If the opposite happens and the FTSE index falls making the current FTSE spread 4400 – 4440 Investor 1 decides to close out by putting in a sell bet at 4400 they’ve now made a loss of £150 (150 points x £1)
All other forms of spread betting follow this simple example.
How Does it Work when Spread Betting Forex?
In the forex market investments are made by trading one currency for another. A currency price is quoted in relation to its price in another currency. There is a base currency and a quote currency. For example, if it takes 1.5 Canadian dollars to buy 1 US dollar USD/CAD would be expressed as 1.5/1.The US dollar is the base currency and the Canadian dollar the counter or quote currency.
When spread betting forex you need to understand how the spread is calculated. There is always a bid and ask price when quoting forex. The bid price is the price at which the forex broker is willing to buy the base currency and exchange it for the counter currency. In our example it’s USD for CAD. On the other hand the ask price is the price at which the broker is willing to sell the base currency in exchange for the counter currency.
Forex prices are always quoted to 5 figures so let’s say for example the USD/CAD bid price is 150.00 and the ask price is 150.05. The spread therefore equals 0.05 or $0.0005.
Tips for FX Spread Betting
Let’s share some useful FX spread betting tips as it’s always good to get a bit of helpful advice whatever kind of investment you’re looking at making.
Keep a Close Eye on Your Speed
The forex market is extremely changeable from one minute to the next so consequently you could lose large volumes of money if you rush in and make the wrong decision. Keep your initial investment low to start off with and make full use of the brokers demo account before trading for real.
Understand Your Currency Pairs
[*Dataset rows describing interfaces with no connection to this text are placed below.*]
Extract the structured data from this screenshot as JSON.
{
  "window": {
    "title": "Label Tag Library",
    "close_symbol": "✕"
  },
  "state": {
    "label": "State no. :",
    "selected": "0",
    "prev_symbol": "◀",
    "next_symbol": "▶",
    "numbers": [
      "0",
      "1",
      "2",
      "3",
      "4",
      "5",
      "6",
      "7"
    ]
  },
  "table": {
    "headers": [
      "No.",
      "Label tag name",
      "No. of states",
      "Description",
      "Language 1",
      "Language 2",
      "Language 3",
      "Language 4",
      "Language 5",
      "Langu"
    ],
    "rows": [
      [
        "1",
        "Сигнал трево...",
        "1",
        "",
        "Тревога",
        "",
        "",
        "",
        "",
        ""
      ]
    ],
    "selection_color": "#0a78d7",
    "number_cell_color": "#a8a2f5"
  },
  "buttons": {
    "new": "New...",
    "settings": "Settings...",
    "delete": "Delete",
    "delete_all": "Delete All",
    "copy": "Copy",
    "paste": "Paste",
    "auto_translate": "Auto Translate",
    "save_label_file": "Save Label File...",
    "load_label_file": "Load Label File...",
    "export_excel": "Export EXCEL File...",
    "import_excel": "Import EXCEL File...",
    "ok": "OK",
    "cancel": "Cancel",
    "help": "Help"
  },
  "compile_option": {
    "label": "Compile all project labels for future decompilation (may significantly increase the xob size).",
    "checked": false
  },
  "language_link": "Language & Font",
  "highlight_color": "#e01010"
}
When spread betting forex you’re betting on specific currency pairs. As opposed to spread betting with shares when you can bet on a wide range of different companies. Also in the forex markets you’re putting yourself up against professionals such as big banks in the biggest market in the world. You should get really familiar with the fluctuations of the currency pair you’re investing in and not put your eggs in too many baskets.
Stop Losses are Something you Should get Comfortable Using
Setting a stop loss means you pay your broker to limit any damage from a unsatisfactory forex trade. If you don’t put one in place you leave yourself wide open to substantial losses particularly if you’re a novice. You’ll be able to get out of a trade that is losing you money at a guaranteed rate if you put in place a guaranteed stop. It may mean that you’re eating into your profits by paying for a stop loss but it’s better than your profits taking a real battering.
Different Types of FX Spread Betting
Day Spread Bet Trader
This type of trader will trade multiple positions during the course of one day. Trades can last from minutes to hours and make profits from small changes in the market.
Short Term Spread Bet Trader
This type of spread betting trader will trade a few positions over the course on one week. Trades typically last from one day to one week. This type of trader is looking to make a profit from market moves of 1-5%.
Medium Term Spread Bet Trader
These involve a few trades over the course of one month and typically last between 2 weeks and a month. Profits are made from moves of between 5 and 10%.
Long Term Spread Bet Trader
This trader takes a few positions throughout a quarter and makes a profit from moves of 10% or more. Trades are made on technical levels and fundamental analysis.
We hope that we’ve been able to give you the basics of spread betting forex and other instruments and you feel a bit more confident to begin your spread betting journey. All that is left to say is good luck in your venture.
As with any form of investment it’s important to stay focused and not let your emotions carry you away.